While growing grain in WA is always a risky business, especially so this year, with the drought cutting yields and locusts threatening to cut a swathe through crops, growers also remain unsure of how best to maximise returns.
This year, perhaps more so than most, every dollar counts and due to the current volatile grain trading environment, growers are exploring non-traditional grain trading mediums.
But they need to ensure they choose the right level of risk for their individual enterprises, according to University of Western Australia (UWA) Agricultural Science graduate, Trent Smoker of Corrigin, who explored risk and how growers can use it to their benefit in his honours thesis.
The Grains Research and Development Corporation, Co-operative Bulk Handling and Great Southern Development Commission scholarship recipient was recently back home on the farm, ‘Barclay’, a 4000 hectare grain and sheep enterprise after completing his fourth year project through the School of Agricultural and Resource Economics at UWA.
“Quite a few local growers asked me what they should do with their grain and I told them it simply comes down to the level of risk their business can handle.
“The take-home message for all growers is ‘to not put all their grain in the one bin’.
“And the best way to manage risk is through diversifying marketing strategies by investing grain in pools, optimal futures, forward contracts and cash at delivery.
“However, growers need to look at how risk and price volatility will influence them and determine a market strategy that best suits their business,” Mr Smoker said.

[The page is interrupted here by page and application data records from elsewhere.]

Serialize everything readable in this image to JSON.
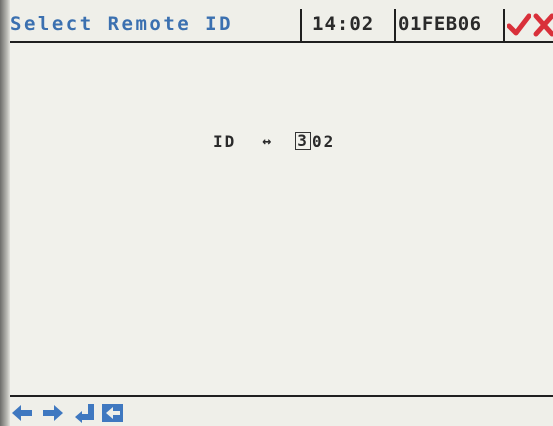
{
  "header": {
    "title": "Select Remote ID",
    "time": "14:02",
    "date": "01FEB06"
  },
  "main": {
    "id_label": "ID",
    "id_arrow": "↔",
    "id_cursor_digit": "3",
    "id_rest": "02"
  },
  "colors": {
    "title": "#3b70b0",
    "accept": "#d9303a",
    "cancel": "#d9303a",
    "nav_icons": "#3f78c0"
  },
  "icons": [
    "accept-check-icon",
    "cancel-x-icon",
    "arrow-left-icon",
    "arrow-right-icon",
    "enter-icon",
    "back-icon"
  ]
}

“If risk is not a problem, they should target high risk and potentially lucrative high return futures portfolios.”
Mr Smoker added that growers could maximise returns with high risk investment strategies, but volatility was high.
“The high risk portfolio has a total production split between the two assets, AWB national pool and optimal futures and produces the highest return.
“The alternative to the high risk portfolio is the low risk, which is very diverse and concentrates on low risk and low return assets,” he explained.
Mr Smoker said that the low risk portfolio, although highly diverse, is significantly biased towards forward contracts.
“A large amount still remains in the national pool, while the cash at delivery and futures options have between four and six per cent of total investments.
“It’s important to diversify the low risk portfolio’s investments to spread price risk and guarantee returns. This demonstrates diversification’s effectiveness in significantly reducing price risk.”
Mr Smoker, who thoroughly examined the economic scenarios of growers from Kulin, Wandering and Watheroo and two from Corrigin to calculate business risk, plans to apply the knowledge and experience he gained during his training at UWA on his farm.
Professor Kadambot Siddique, Telephone (+61 8) 6488 7012, Mobile 0411 155 396
Mr Trent Smoker, Mobile 0427 906 371